    Monday, 14 April 2014

    So I recently came across the most amazing discovery: Bloglovin'. For those of you who are not aware, Bloglovin' is a genius way to follow all of your favourite blogs without having to individually type their search addresses each time you want to check their address. Instead, if they have the button installed, you can follow them through Bloglovin' and gain notifications every time an update is posted.

    It's also a genius way for bloggers to start out and build up a readership. I only recently discovered it after searching for ways to get my Blog noticed. And what pops up; but Bloglovin'? It can show you the traffic and follower stats for your blog, in a weekly and monthly breakdown. This is the must have website for anyone who wants to get noticed in the Blogging World.

    Don't allow my rambling to deter you. Why don't you go check it out yourself? Even if you're not a blogger yourself, you can still gain something out of this (free) service!


  5. There's nothing better than free books, right? Right. So to be in with a chance to win, why don't you go on ahead and enter? You can find Rachel's Channel here: She is giving away 80 books, that's right, 80, that's 40 books each for two winners! plus other awesome stuff. There are also 70 authors who are getting in on this.

    Honestly. You want to get in on this, it is a 250 book giveaway. Not to mention the fact that you can win other stuff such as T-shirts and mousepads. Also head on over to for further details. The giveaway ends 13th May, so get in there before it's too late! She will also be giving 40 books each to two lucky winners.

    You do have to sign up for a rafflecopter, but as has been mentioned, they don't spam you, and it's the only way you can enter.

    Rafflecopter is posted below.
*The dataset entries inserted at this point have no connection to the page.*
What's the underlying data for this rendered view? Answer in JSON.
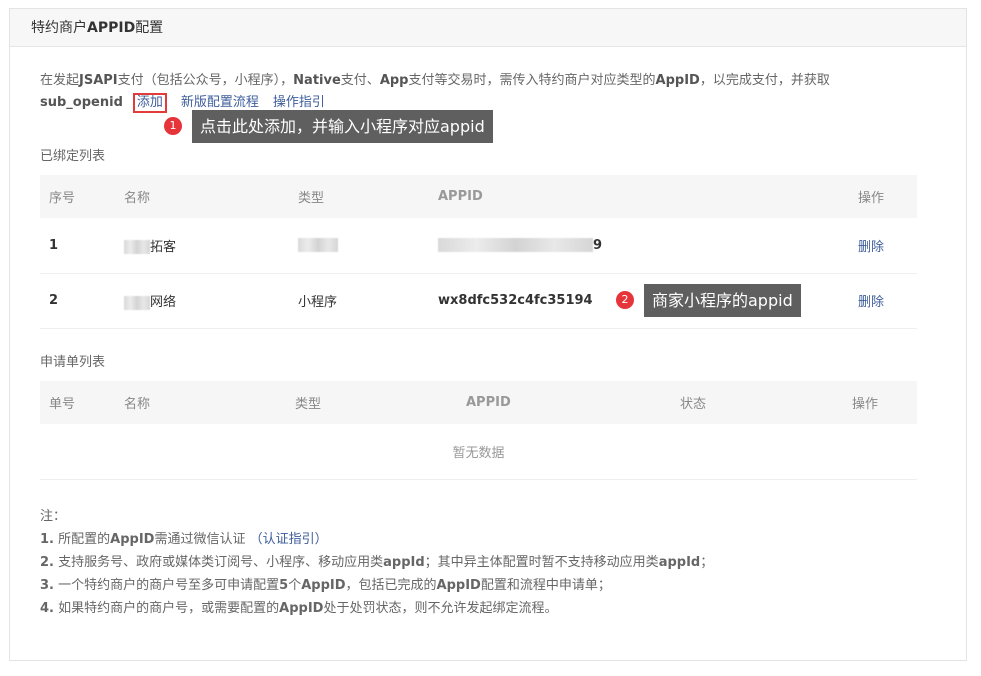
{
  "header": {
    "title_prefix": "特约商户",
    "title_bold": "APPID",
    "title_suffix": "配置"
  },
  "intro": {
    "p1": "在发起",
    "b1": "JSAPI",
    "p2": "支付（包括公众号，小程序），",
    "b2": "Native",
    "p3": "支付、",
    "b3": "App",
    "p4": "支付等交易时，需传入特约商户对应类型的",
    "b4": "AppID",
    "p5": "，以完成支付，并获取",
    "b5": "sub_openid",
    "add_link": "添加",
    "new_flow_link": "新版配置流程",
    "guide_link": "操作指引"
  },
  "annotations": {
    "badge1": "1",
    "tip1": "点击此处添加，并输入小程序对应appid",
    "badge2": "2",
    "tip2": "商家小程序的appid"
  },
  "bound_list": {
    "title": "已绑定列表",
    "headers": {
      "no": "序号",
      "name": "名称",
      "type": "类型",
      "appid": "APPID",
      "action": "操作"
    },
    "rows": [
      {
        "no": "1",
        "name": "拓客",
        "type": "",
        "appid": "9",
        "action": "删除"
      },
      {
        "no": "2",
        "name": "网络",
        "type": "小程序",
        "appid": "wx8dfc532c4fc35194",
        "action": "删除"
      }
    ]
  },
  "apply_list": {
    "title": "申请单列表",
    "headers": {
      "no": "单号",
      "name": "名称",
      "type": "类型",
      "appid": "APPID",
      "status": "状态",
      "action": "操作"
    },
    "empty_text": "暂无数据"
  },
  "notes": {
    "title": "注：",
    "n1_num": "1.",
    "n1_a": "所配置的",
    "n1_b": "AppID",
    "n1_c": "需通过微信认证",
    "n1_link": "（认证指引）",
    "n2_num": "2.",
    "n2_a": "支持服务号、政府或媒体类订阅号、小程序、移动应用类",
    "n2_b": "appId",
    "n2_c": "；其中异主体配置时暂不支持移动应用类",
    "n2_d": "appId",
    "n2_e": "；",
    "n3_num": "3.",
    "n3_a": "一个特约商户的商户号至多可申请配置",
    "n3_b": "5",
    "n3_c": "个",
    "n3_d": "AppID",
    "n3_e": "，包括已完成的",
    "n3_f": "AppID",
    "n3_g": "配置和流程中申请单；",
    "n4_num": "4.",
    "n4_a": "如果特约商户的商户号，或需要配置的",
    "n4_b": "AppID",
    "n4_c": "处于处罚状态，则不允许发起绑定流程。"
  },
  "colors": {
    "link": "#3e5d9b",
    "badge": "#e5343a",
    "tip_bg": "#5f5f5f",
    "highlight_border": "#e23b3b"
  }
}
Check out all links for further information.

    RayKayBooks (Youtube):
    Krystal's Blog: